(Website and app data records)

======

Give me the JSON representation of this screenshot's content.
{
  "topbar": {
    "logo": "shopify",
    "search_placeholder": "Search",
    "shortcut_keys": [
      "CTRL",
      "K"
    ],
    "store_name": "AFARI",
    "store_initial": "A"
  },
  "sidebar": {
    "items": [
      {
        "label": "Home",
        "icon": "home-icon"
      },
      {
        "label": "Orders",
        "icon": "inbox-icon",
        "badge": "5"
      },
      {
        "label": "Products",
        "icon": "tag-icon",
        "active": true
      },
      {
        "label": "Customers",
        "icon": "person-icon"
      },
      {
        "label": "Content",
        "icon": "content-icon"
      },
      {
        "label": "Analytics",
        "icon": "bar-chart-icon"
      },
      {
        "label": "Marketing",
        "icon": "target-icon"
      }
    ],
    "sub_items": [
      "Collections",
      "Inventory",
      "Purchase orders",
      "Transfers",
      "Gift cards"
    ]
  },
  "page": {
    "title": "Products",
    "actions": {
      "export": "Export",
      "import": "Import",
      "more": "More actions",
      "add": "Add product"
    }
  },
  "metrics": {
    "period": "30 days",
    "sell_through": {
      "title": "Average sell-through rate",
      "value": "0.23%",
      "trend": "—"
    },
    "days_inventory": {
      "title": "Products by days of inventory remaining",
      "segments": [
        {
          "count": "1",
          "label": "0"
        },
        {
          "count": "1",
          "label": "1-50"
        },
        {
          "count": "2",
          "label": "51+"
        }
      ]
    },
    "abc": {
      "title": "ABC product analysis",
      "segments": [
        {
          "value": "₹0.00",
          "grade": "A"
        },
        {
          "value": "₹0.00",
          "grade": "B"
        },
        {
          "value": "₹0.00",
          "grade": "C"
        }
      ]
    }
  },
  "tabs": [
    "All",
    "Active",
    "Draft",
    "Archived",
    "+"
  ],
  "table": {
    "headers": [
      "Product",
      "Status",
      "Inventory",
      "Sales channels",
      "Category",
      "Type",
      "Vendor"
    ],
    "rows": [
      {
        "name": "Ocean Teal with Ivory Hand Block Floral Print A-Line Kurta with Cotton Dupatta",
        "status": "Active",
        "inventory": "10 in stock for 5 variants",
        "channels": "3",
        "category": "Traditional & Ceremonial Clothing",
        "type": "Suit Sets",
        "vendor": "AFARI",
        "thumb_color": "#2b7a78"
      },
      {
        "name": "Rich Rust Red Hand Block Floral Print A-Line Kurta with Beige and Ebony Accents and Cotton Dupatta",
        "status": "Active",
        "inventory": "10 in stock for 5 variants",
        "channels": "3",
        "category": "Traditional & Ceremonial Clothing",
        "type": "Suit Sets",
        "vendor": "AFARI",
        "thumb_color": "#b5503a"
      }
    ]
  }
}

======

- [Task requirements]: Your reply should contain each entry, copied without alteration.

- [Solution below]:
Give me the JSON representation of this screenshot's content.
{
  "topbar": {
    "logo": "shopify",
    "search_placeholder": "Search",
    "shortcut_keys": [
      "CTRL",
      "K"
    ],
    "store_name": "AFARI",
    "store_initial": "A"
  },
  "sidebar": {
    "items": [
      {
        "label": "Home",
        "icon": "home-icon"
      },
      {
        "label": "Orders",
        "icon": "inbox-icon",
        "badge": "5"
      },
      {
        "label": "Products",
        "icon": "tag-icon",
        "active": true
      },
      {
        "label": "Customers",
        "icon": "person-icon"
      },
      {
        "label": "Content",
        "icon": "content-icon"
      },
      {
        "label": "Analytics",
        "icon": "bar-chart-icon"
      },
      {
        "label": "Marketing",
        "icon": "target-icon"
      }
    ],
    "sub_items": [
      "Collections",
      "Inventory",
      "Purchase orders",
      "Transfers",
      "Gift cards"
    ]
  },
  "page": {
    "title": "Products",
    "actions": {
      "export": "Export",
      "import": "Import",
      "more": "More actions",
      "add": "Add product"
    }
  },
  "metrics": {
    "period": "30 days",
    "sell_through": {
      "title": "Average sell-through rate",
      "value": "0.23%",
      "trend": "—"
    },
    "days_inventory": {
      "title": "Products by days of inventory remaining",
      "segments": [
        {
          "count": "1",
          "label": "0"
        },
        {
          "count": "1",
          "label": "1-50"
        },
        {
          "count": "2",
          "label": "51+"
        }
      ]
    },
    "abc": {
      "title": "ABC product analysis",
      "segments": [
        {
          "value": "₹0.00",
          "grade": "A"
        },
        {
          "value": "₹0.00",
          "grade": "B"
        },
        {
          "value": "₹0.00",
          "grade": "C"
        }
      ]
    }
  },
  "tabs": [
    "All",
    "Active",
    "Draft",
    "Archived",
    "+"
  ],
  "table": {
    "headers": [
      "Product",
      "Status",
      "Inventory",
      "Sales channels",
      "Category",
      "Type",
      "Vendor"
    ],
    "rows": [
      {
        "name": "Ocean Teal with Ivory Hand Block Floral Print A-Line Kurta with Cotton Dupatta",
        "status": "Active",
        "inventory": "10 in stock for 5 variants",
        "channels": "3",
        "category": "Traditional & Ceremonial Clothing",
        "type": "Suit Sets",
        "vendor": "AFARI",
        "thumb_color": "#2b7a78"
      },
      {
        "name": "Rich Rust Red Hand Block Floral Print A-Line Kurta with Beige and Ebony Accents and Cotton Dupatta",
        "status": "Active",
        "inventory": "10 in stock for 5 variants",
        "channels": "3",
        "category": "Traditional & Ceremonial Clothing",
        "type": "Suit Sets",
        "vendor": "AFARI",
        "thumb_color": "#b5503a"
      }
    ]
  }
}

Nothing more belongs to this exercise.